Exercise objective: Leave out the pictures and repeat every record exactly.

------------------------------------------------------------------------

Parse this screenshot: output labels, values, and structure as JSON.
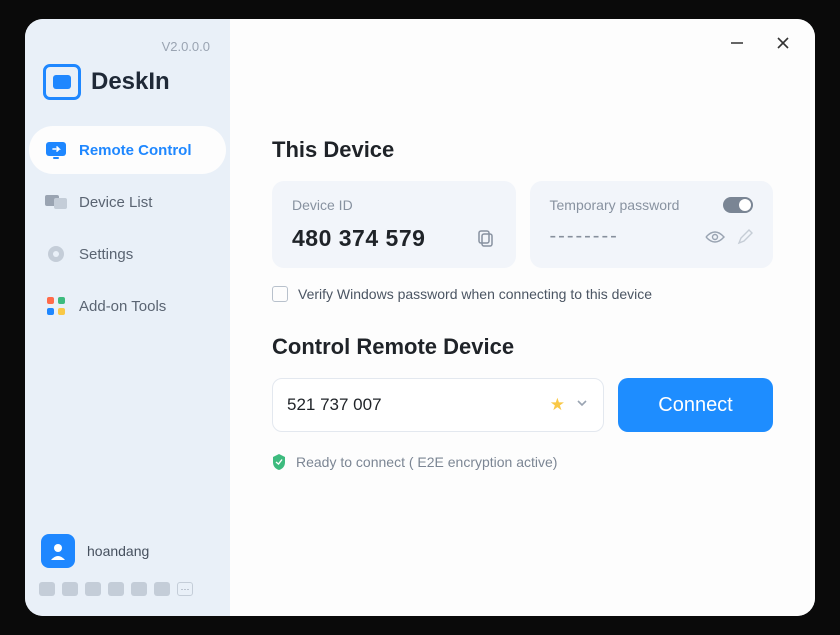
{
  "version": "V2.0.0.0",
  "brand": "DeskIn",
  "sidebar": {
    "items": [
      {
        "label": "Remote Control"
      },
      {
        "label": "Device List"
      },
      {
        "label": "Settings"
      },
      {
        "label": "Add-on Tools"
      }
    ]
  },
  "user": {
    "name": "hoandang"
  },
  "thisDevice": {
    "heading": "This Device",
    "idLabel": "Device ID",
    "idValue": "480 374 579",
    "pwLabel": "Temporary password",
    "pwMask": "--------",
    "verifyLabel": "Verify Windows password when connecting to this device"
  },
  "remote": {
    "heading": "Control Remote Device",
    "inputValue": "521 737 007",
    "connectLabel": "Connect",
    "status": "Ready to connect ( E2E encryption active)"
  }
}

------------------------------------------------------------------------

Worked solution:
Parse this screenshot: output labels, values, and structure as JSON.
{
  "version": "V2.0.0.0",
  "brand": "DeskIn",
  "sidebar": {
    "items": [
      {
        "label": "Remote Control"
      },
      {
        "label": "Device List"
      },
      {
        "label": "Settings"
      },
      {
        "label": "Add-on Tools"
      }
    ]
  },
  "user": {
    "name": "hoandang"
  },
  "thisDevice": {
    "heading": "This Device",
    "idLabel": "Device ID",
    "idValue": "480 374 579",
    "pwLabel": "Temporary password",
    "pwMask": "--------",
    "verifyLabel": "Verify Windows password when connecting to this device"
  },
  "remote": {
    "heading": "Control Remote Device",
    "inputValue": "521 737 007",
    "connectLabel": "Connect",
    "status": "Ready to connect ( E2E encryption active)"
  }
}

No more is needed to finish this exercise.